Research on individual pupil-teacher dialogues
Research group “Learning, mastery and quality of life for children at risk” is conducting an overall comprehensive survey as a part of a project “Individual pupil-teacher dialogues”.
Formal dialogues have been obligatory in high schools for a long time, and from 2009 they are also obligatory in primary schools. Well prepared dialogues can be significant in defining development of children and youth as well as their desire to learn and confidence. Moreover, it can be a valuable tool for teachers to get to know their students and adapt teaching style to the needs of students.
The survey will identify students' and teachers' experiences with formal pupil-teacher dialogues and spontaneous informal conversations. Pupils and their tutors were asked to fill out a comprehensive questionnaire about: How often do formal dialogues occur and how widespread are spontaneous conversations; What issues are addressed and how can quality and usefulness of the dialogues be assessed. Data collection is nearly over. The research group will collect approximately 6,000 student forms, and about 500 teacher forms. There have been 25 schools (13 secondary schools and 12 high schools) in four counties around Oslo (Østfold, Vestfold, Buskerud and Akershus) that agreed to participate in the study. The sample is differentiated by city and small town, small and large schools; and when high schools are concerned – those with different study programs.
The value of dialogues
The research group is mostly concerned with children at risk. Therefore, several questions about external and internal difficulties that can interfere with the learning process have been added to the questionnaire. The pilot study that was conducted in several secondary schools, has shown that children with such difficulties benefit less from the dialogues. Moreover, the quality of such conversation is poorer for them (the study resulted in an article, which can be found in the anniversary issue of Spesialpedagogikk). The results of the present study will show if the same is correct for high schools and a higher number of secondary schools. In addition, some categories will be compared, such as pupils’ and teachers’ experiences, secondary and high schools, vocational and academic programs, urban and rural location, small schools and larger schools etc. Furthermore, the study will identify factors that influence the quality of teacher-pupil dialogues.

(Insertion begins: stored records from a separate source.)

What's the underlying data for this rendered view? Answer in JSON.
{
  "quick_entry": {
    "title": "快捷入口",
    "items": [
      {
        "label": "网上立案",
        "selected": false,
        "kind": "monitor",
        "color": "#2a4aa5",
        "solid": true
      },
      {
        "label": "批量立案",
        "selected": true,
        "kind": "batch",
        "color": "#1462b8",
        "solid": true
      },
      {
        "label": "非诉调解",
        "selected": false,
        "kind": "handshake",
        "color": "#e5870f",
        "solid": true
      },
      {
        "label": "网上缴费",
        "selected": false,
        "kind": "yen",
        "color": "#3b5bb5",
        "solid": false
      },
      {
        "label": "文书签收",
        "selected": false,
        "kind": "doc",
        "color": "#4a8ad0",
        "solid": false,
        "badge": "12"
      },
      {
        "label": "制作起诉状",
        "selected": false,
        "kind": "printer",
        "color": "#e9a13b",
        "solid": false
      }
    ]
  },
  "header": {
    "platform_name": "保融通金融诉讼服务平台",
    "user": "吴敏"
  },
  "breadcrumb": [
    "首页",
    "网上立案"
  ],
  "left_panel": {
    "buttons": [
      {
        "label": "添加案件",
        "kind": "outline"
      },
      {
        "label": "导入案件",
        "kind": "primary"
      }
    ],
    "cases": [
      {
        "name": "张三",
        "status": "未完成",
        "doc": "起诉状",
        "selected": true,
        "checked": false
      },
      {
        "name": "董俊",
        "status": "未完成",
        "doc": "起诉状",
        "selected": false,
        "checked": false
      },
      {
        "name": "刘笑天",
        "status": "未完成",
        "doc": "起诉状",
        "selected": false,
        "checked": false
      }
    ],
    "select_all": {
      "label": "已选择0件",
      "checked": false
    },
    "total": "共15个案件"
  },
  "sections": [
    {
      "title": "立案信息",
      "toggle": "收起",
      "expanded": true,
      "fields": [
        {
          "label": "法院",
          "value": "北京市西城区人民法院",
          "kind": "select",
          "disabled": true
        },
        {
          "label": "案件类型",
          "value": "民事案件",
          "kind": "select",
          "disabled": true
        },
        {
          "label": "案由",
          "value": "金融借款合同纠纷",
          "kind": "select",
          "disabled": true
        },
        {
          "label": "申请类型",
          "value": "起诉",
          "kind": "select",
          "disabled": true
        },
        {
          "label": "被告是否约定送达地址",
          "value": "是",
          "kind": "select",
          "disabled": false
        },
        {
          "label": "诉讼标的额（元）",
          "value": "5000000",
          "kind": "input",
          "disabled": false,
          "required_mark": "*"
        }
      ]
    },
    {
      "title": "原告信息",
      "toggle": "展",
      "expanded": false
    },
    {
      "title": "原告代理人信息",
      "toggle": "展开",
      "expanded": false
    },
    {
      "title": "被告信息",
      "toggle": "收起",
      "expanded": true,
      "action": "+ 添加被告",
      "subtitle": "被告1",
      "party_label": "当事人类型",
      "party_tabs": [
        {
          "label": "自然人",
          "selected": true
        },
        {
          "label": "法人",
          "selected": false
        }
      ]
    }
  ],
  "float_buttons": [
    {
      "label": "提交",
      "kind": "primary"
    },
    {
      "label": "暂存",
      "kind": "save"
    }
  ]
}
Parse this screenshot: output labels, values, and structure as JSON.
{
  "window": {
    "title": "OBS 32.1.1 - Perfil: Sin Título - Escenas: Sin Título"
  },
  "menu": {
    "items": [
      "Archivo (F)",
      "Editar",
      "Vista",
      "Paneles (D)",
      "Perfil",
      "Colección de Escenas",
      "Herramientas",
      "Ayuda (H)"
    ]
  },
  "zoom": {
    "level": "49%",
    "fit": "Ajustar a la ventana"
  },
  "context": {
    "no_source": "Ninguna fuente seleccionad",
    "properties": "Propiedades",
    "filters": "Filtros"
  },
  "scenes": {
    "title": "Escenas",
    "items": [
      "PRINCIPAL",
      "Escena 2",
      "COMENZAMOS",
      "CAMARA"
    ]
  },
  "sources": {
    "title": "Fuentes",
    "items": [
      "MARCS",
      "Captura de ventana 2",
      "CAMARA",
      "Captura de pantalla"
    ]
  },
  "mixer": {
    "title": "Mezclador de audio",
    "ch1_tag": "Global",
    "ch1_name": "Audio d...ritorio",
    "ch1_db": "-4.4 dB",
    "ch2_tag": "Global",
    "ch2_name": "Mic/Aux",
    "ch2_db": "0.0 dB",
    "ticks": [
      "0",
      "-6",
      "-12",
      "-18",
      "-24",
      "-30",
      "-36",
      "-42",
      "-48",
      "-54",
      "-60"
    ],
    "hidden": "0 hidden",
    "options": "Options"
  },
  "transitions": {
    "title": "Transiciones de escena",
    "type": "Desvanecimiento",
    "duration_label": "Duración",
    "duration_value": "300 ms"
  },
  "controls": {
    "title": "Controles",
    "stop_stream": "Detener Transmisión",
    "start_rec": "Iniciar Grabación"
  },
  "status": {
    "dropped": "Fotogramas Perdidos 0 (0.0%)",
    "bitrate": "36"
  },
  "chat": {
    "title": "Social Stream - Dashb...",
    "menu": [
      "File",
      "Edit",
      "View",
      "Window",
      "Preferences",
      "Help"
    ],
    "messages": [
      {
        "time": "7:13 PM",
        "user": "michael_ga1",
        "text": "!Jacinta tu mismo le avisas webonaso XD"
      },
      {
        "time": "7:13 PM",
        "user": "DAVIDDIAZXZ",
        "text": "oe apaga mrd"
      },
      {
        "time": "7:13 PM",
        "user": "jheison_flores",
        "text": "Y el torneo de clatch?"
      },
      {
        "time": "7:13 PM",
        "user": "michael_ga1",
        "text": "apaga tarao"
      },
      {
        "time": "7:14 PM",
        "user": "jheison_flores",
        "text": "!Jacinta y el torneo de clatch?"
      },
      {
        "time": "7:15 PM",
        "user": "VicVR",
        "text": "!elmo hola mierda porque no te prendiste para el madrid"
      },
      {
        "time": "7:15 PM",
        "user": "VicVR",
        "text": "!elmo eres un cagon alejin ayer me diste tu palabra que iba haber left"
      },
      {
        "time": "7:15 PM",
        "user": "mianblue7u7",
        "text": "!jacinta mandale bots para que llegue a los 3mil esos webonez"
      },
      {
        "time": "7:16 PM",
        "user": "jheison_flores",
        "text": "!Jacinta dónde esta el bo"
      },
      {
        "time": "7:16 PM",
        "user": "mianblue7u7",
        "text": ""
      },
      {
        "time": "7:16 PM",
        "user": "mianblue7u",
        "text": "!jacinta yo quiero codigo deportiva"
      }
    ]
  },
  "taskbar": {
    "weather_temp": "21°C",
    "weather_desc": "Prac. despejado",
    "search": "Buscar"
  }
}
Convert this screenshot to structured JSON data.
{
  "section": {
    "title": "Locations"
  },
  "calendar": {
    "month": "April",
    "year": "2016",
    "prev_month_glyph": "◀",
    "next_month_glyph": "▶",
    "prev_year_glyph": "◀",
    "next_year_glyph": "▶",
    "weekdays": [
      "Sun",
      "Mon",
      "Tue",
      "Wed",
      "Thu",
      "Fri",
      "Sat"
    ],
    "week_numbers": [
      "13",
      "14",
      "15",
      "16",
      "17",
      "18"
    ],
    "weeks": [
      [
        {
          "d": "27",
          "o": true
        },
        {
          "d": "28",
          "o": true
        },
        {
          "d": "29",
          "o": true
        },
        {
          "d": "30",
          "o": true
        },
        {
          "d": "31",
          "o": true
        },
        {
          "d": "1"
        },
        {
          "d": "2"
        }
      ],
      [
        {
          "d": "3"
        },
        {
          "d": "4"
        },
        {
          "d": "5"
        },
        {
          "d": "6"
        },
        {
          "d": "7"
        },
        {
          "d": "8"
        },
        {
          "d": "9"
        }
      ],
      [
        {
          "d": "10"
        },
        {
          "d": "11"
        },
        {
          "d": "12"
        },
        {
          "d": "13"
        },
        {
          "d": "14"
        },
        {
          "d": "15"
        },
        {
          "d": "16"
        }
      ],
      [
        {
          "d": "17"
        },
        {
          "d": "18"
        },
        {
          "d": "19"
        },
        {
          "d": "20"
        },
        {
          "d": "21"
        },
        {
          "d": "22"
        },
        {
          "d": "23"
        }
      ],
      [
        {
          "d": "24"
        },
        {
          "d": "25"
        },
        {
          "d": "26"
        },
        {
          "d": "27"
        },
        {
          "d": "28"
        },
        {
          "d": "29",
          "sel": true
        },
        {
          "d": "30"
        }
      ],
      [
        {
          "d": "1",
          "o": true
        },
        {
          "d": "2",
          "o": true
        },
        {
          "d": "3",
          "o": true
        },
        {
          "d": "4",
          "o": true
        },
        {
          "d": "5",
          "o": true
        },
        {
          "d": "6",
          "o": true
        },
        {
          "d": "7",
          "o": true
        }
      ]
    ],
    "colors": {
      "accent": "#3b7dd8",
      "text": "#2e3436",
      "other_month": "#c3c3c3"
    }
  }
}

The results of the study will be relevant to tutors, newly graduates and experienced teachers who can use them to get the best out of conversations with their students.